** Work instruction **
What lines below mention the word "Fill"? Copy each one.

** Data provided **

====================

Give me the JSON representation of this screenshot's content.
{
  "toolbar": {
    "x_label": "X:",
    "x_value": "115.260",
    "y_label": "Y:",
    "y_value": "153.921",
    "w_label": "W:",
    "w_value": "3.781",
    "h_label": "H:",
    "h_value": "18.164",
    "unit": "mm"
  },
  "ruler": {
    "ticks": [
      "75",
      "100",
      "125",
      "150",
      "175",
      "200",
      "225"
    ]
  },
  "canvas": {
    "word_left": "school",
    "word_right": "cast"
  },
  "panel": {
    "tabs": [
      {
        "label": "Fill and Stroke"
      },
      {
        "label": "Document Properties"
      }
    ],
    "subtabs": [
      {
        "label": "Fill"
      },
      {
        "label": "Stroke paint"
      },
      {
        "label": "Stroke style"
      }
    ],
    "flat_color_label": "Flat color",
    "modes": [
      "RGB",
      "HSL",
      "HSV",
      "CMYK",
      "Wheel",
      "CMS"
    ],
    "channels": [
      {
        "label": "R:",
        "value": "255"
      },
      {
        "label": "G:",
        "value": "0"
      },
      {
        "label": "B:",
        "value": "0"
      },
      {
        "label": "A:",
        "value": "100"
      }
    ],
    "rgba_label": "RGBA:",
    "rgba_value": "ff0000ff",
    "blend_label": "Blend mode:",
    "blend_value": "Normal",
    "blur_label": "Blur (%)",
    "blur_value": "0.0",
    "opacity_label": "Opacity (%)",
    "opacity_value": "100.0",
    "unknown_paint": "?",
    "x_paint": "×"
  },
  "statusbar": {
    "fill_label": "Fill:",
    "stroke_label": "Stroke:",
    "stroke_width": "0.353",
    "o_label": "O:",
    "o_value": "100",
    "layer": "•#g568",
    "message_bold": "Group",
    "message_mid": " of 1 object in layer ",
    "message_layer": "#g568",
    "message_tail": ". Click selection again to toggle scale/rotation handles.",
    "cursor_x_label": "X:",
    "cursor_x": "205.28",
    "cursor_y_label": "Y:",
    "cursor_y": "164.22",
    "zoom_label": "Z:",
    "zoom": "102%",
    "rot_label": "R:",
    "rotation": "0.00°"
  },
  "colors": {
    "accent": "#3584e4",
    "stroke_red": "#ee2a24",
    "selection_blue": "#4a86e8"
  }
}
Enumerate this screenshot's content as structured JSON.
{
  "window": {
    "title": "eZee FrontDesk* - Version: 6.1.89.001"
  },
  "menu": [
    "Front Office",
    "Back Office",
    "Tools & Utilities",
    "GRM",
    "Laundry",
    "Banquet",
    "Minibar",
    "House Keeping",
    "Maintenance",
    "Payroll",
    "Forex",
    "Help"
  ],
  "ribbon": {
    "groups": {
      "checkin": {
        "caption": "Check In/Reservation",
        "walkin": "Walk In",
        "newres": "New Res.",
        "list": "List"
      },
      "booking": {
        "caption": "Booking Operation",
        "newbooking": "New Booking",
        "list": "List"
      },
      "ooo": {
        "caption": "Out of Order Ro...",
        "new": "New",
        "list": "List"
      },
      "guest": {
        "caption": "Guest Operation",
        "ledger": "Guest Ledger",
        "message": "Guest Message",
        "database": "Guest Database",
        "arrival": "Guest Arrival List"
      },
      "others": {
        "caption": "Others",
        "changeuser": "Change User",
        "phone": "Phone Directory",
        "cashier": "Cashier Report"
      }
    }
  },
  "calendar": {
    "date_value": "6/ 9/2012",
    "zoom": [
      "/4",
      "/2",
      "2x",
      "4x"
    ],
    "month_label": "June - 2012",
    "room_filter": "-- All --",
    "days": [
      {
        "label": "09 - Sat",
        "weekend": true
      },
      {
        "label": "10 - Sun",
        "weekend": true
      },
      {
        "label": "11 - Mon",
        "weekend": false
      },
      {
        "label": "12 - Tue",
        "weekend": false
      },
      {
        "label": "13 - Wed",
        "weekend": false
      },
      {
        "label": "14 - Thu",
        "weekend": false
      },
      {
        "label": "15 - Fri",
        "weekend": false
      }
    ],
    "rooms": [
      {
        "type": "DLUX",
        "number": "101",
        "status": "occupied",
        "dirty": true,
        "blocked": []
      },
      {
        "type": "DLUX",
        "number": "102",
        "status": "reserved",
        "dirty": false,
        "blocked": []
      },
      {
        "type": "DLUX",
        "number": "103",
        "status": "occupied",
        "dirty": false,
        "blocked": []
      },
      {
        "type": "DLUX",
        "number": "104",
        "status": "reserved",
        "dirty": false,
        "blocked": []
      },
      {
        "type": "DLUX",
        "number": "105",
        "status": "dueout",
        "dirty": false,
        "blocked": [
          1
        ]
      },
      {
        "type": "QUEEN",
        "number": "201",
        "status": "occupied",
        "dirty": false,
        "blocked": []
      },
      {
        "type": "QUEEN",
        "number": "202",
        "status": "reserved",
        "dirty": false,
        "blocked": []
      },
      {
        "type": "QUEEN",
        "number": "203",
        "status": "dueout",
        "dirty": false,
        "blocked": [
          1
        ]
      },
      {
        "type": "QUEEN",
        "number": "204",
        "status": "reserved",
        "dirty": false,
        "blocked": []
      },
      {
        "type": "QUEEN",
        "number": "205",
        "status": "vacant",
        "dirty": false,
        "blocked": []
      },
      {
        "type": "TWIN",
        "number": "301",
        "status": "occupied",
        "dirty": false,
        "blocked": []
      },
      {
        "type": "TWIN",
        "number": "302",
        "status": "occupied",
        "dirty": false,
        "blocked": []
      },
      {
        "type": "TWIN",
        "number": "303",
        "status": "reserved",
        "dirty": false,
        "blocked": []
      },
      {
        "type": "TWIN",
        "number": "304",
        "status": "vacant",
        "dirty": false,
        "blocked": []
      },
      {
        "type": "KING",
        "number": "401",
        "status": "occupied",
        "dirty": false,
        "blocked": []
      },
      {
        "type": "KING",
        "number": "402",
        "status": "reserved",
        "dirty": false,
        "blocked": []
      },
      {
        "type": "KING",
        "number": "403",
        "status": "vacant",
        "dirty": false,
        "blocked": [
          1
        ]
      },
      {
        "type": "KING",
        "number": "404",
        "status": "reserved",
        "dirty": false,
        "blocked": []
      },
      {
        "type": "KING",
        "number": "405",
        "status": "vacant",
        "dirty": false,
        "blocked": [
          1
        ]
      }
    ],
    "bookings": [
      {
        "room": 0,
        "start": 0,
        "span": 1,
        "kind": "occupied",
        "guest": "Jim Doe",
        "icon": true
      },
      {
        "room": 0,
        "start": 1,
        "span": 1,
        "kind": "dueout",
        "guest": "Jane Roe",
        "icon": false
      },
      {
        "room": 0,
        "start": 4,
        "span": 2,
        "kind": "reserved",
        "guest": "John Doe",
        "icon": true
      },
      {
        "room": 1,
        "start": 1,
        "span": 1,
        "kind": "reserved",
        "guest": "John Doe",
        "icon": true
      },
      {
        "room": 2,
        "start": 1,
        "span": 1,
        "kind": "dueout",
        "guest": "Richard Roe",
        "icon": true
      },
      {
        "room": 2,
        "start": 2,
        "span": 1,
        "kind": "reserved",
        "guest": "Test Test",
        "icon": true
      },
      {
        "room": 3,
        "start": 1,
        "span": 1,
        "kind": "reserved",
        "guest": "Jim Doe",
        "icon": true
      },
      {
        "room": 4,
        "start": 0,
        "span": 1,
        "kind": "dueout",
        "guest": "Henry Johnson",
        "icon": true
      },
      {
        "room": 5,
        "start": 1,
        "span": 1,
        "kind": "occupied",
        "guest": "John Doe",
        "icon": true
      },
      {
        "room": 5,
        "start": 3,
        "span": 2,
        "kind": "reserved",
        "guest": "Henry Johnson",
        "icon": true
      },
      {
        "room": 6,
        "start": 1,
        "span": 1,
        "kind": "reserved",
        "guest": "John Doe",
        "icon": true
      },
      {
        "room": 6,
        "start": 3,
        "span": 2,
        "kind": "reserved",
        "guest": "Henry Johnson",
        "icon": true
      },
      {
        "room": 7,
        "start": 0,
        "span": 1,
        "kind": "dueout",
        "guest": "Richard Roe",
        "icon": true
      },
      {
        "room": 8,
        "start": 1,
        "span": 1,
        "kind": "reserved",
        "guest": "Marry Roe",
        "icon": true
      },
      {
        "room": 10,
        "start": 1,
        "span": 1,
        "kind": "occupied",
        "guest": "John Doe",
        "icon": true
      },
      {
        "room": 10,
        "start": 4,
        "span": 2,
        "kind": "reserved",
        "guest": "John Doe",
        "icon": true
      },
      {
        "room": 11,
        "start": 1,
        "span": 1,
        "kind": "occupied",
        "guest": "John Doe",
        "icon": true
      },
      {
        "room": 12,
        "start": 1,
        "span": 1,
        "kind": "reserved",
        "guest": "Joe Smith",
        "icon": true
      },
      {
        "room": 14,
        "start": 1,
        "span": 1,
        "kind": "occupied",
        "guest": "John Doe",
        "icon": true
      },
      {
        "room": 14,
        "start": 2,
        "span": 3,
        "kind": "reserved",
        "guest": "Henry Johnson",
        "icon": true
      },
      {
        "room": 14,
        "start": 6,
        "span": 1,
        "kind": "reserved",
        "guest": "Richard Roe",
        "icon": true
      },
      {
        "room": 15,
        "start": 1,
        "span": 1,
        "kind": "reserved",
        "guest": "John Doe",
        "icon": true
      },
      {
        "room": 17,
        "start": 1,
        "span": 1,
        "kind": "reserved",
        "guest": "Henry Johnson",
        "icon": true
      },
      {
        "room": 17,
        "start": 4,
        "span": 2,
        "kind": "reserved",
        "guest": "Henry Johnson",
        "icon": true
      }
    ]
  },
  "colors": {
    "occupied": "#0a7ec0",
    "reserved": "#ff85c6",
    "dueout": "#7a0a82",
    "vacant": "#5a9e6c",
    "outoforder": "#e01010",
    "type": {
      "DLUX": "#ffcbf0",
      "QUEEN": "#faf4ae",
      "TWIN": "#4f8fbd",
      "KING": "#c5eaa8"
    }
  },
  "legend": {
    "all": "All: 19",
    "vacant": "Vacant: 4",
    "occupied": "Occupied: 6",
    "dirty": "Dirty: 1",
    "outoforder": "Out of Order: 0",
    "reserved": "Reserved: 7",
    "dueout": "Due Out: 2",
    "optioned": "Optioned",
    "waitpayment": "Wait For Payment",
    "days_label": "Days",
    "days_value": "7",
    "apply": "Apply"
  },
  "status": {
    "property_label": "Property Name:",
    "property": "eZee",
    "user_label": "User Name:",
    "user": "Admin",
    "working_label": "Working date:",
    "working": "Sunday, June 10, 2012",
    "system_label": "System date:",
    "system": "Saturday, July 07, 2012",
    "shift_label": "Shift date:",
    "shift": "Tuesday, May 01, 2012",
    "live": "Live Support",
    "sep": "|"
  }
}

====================

** Result of this exercise **
        "label": "Fill and Stroke"
        "label": "Fill"
    "fill_label": "Fill:",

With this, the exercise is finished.